Another way a client will indirectly downplay your worth is by asking for too much work in exchange for the same rate or by demanding an unrealistic turnaround time. Accepting a client under these conditions means setting yourself up for failure.
Once you're unable to deliver, your client will have the upper hand and will likely use it to either offer you a lower rate or, in the worst of cases, refuse to pay entirely.
6. They try to wiggle out of signing a contract
One of the biggest red flags you can find is a client unwilling to put it all in black and white. Contracts exist for a reason: to protect both sides. If a client doesn't want to put your agreement in writing, it's most likely because they don't plan on honoring the agreement in the first place.
The same applies when looking for clients in big freelance sites like Upwork or Workana. Some clients will offer to do without the platform's contract and work directly with one another. This isn't only unethical since you're violating the terms and conditions of the said platforms, but it also shows that the client is unwilling to pay fees or to guarantee your payment through an escrow.
Tips on How to Avoid Bad Freelance Clients
Raise your rates
The first tip is to avoid charging the bare minimum since doing so only attracts the worst possible clients. If you think this will drive away good clients, think again. It's a fact that good clients who are looking for good freelancers for their projects will steer clear of freelancers who charge the lowest rates.
Additionally, Upwork reports that over 40% of skilled freelancers have raised their rates between 2019 and 2020, so it won’t be unreasonable for you to do the same.
Underpromise and overdeliver
This is a great tip for a successful freelance career. By underpromising, you're setting yourself up for success, and by overdelivering, you're ensuring a happy client.
Ask all the necessary questions
Don't jump into contracts before being 100% satisfied with your client's expectations and the rate you proposed to them. If there's even one thing that seems amiss, make sure to always ask.
Having clarity from the beginning on issues like these will help avoid unnecessary problems later on.
Look at past reviews from other freelancers
If your client comes from a reputable freelance site like the ones mentioned above, don't miss the opportunity to check out their history on the platform. Ratings and comments from other freelancers are a rich source of information that may end up tilting the balance in either direction.
Trust your instincts
The warning signs we covered before are only that: warnings, something meant to alert your senses.

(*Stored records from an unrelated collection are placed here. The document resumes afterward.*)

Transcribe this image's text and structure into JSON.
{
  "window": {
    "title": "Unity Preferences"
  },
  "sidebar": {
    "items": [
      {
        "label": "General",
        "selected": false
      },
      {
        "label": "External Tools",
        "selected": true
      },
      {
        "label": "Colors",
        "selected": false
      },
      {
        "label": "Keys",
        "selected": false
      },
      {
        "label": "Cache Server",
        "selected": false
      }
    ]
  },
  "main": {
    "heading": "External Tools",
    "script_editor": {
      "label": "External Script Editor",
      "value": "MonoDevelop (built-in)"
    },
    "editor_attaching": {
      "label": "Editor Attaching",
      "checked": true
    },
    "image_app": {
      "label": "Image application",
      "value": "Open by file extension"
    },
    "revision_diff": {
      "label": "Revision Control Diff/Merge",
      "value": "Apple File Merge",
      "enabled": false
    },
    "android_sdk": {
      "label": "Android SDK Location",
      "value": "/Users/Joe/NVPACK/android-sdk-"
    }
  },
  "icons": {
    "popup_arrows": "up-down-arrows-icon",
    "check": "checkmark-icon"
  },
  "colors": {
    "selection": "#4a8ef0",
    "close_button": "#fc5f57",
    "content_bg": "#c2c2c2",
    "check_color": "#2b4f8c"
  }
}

However, in the end, you should weigh everything you discuss with a client during interviews, in messages and trust what your gut tells you before deciding if it's worth the shot.
The bottom line
Freelancing can be a great way to make money, but it's important not to let your guard down and take all clients indiscriminately. The difference between an excellent freelancer and one struggling with bad freelance clients may come down to the early warning signs we discussed in this article. By identifying these red flags upfront, you'll avoid getting into sticky situations that could cost you time or reputation later on when dealing with difficult clients.